Landfill Gas to Energy

Landfill Gas Management System

The Secure Sanitary Landfill has been accepting and managing Cape May Counties waste since 1984. This waste, as it decomposes in the landfill creates landfill gas. Landfill gas (LFG) is a natural byproduct of the decomposition of organic material in the landfill. LFG is composed of roughly 50 percent methane (the primary component of natural gas), 50 percent carbon dioxide (CO2) and a small amount of other organic compounds. 

Gas Tanks filled with LFG

With the use of engineered controls, LFG can be captured, converted, and used as a renewable energy resource. Capturing and managing the LFG reduces odors and significantly reduces the amount of methane escaping into the atmosphere and contributing to greenhouse gasses. LFG is a renewable energy source and can be used to provide fuel to run electrical generators and boilers, generate revenue and create jobs while protecting the environment. The Secure Sanitary Landfill has a state of the art gas collection system that collects landfill gas that is generated within the waste mass.


The Secure Sanitary Landfill collects LFG using a series of vertical and horizontal wells that through a series of various sizes of vacuum pipelines, connect to two (2) 150 HP blowers that create a vacuum throughout the landfill drawing the LFG into the collection system. This system directs the collected gas to a central point where it is processed and treated. From this point, the gas can be flared to destroy greenhouse gas emissions or beneficially used in energy production. 

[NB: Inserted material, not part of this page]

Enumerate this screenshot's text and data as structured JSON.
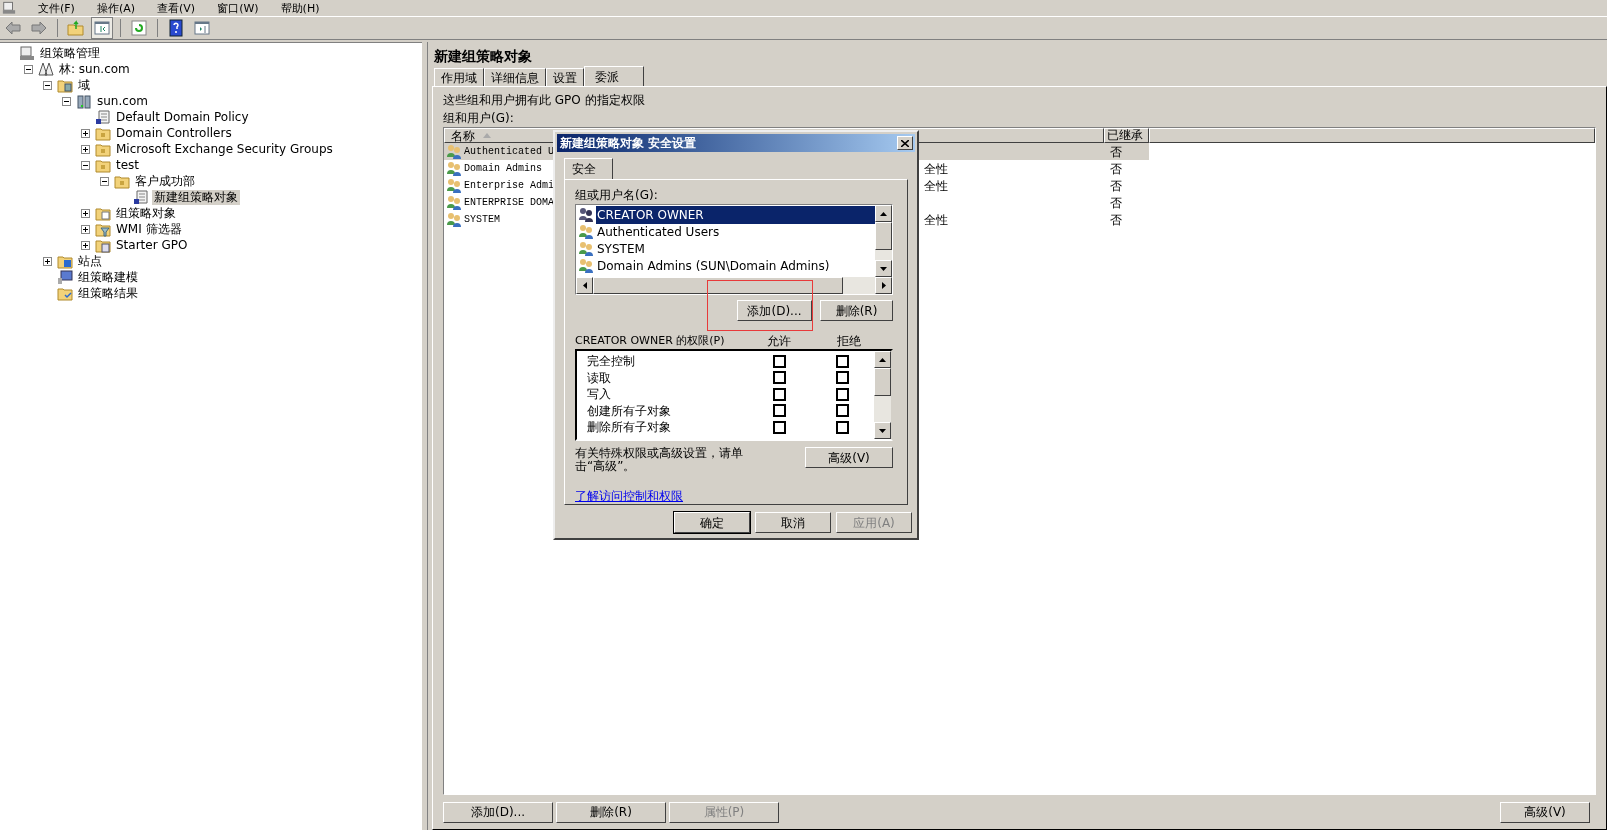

Wells and pipelines

In 2019, the CMCMUA installed an additional 13 vertical gas wells and increased the vacuum pipe system on the southeastern side of the landfill to enhance the capabilities of the LFG collection system. A compressor building was also constructed which will provide a continuous supply of compressed air to pumps that are installed in each gas well to remove any collected liquids, keeping the well an active gas collection point. Increased pipe sizes and a liquid settling chamber will all make the existing LFG collection system more efficient and capable and collecting more LFG for use in energy production, minimizing nuisance odors, reducing greenhouse gases, and further protecting the environment of Cape May County.

Woodbine Developmental Center Uses LFG

The Woodbine Developmental Center (WDC) in Woodbine, New Jersey provides a wide range of habilitation, behavioral and medical services and supports to men with developmental disabilities. The facility is heated and cooled using two (2) boilers which are fueled by natural gas. The CMCMUA provides Landfill gas (LFG) to the WDC through a pipeline that runs from the Landfill to the WDC. The LFG supplied to the WDC supplements the fuel requirements for the boilers. In 2018, CMCMUA provided more than 40,000 cubic feet of LFG to the WDC to maintain the fuel needs for the facility.


CMCMUA Electrical Generating Station

In 2013, CMCMUA installed three (3) Jenbacher JMS 320 Electrical Generating Engines at the Secure Sanitary Landfill in Woodbine, New Jersey. Each of these three generators is capable of producing 1.0 megawatts of electricity per hour using the LFG as the sole source of fuel. The electricity is used to supply all the electrical needs of the entire Environmental Complex including the landfill, gas management system, recycling center, scale house, and maintenance facility. All excess electricity generated that is not needed by the Environmental Complex is sold to the PJM grid. Throughout 2018, all of the electrical needs of the facility were met and more than 8,260 Megawatts of electricity was sold to PJM.